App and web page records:
- - -

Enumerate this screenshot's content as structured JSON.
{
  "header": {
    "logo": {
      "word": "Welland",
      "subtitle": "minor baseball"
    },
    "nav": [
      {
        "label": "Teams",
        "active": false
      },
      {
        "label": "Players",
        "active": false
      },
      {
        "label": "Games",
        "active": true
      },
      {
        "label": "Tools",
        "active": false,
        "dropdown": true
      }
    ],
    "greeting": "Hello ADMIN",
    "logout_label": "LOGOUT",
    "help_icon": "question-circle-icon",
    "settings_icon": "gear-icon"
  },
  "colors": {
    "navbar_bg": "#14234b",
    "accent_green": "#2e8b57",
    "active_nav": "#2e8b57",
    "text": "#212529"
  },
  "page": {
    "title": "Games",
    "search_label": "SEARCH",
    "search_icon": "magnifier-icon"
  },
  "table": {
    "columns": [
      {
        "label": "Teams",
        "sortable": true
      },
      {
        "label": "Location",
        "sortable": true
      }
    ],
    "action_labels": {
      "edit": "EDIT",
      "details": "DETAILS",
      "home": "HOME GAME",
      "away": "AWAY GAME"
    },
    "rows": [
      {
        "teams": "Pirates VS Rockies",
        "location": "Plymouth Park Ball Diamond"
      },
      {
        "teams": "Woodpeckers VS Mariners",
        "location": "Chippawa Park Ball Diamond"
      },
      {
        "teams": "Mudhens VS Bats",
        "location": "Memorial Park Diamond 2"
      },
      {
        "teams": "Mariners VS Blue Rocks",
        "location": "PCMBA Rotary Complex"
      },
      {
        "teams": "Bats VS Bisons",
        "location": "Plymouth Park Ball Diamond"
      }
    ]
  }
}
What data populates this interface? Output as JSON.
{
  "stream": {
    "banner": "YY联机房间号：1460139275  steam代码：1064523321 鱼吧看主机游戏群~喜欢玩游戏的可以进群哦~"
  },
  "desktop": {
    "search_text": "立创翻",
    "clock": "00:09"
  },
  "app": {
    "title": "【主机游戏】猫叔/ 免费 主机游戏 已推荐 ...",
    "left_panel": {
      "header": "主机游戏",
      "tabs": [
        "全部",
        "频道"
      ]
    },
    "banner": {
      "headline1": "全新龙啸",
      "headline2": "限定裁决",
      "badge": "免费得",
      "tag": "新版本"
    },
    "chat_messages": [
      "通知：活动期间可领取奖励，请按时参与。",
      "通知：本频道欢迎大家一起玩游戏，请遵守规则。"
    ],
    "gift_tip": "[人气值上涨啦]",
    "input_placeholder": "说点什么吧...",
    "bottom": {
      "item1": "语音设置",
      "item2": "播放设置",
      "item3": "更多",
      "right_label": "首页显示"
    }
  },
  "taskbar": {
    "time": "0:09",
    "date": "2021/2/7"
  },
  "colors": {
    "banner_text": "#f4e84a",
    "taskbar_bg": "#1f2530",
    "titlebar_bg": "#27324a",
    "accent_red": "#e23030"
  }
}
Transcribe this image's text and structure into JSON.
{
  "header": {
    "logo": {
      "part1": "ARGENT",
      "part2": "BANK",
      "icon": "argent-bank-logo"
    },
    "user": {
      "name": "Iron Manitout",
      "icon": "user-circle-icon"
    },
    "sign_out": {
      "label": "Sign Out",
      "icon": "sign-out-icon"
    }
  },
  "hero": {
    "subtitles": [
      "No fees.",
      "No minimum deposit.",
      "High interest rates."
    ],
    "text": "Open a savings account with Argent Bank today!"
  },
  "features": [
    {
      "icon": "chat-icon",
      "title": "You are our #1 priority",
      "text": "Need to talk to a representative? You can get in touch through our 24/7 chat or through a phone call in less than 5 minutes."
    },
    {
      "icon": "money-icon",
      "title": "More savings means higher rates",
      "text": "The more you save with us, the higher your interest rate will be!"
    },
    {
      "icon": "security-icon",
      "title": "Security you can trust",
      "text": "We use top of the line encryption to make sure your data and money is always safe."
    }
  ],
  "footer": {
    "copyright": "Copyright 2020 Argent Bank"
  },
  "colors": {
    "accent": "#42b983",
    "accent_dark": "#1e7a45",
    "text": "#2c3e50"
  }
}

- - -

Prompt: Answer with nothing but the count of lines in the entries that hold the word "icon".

Task solution: 9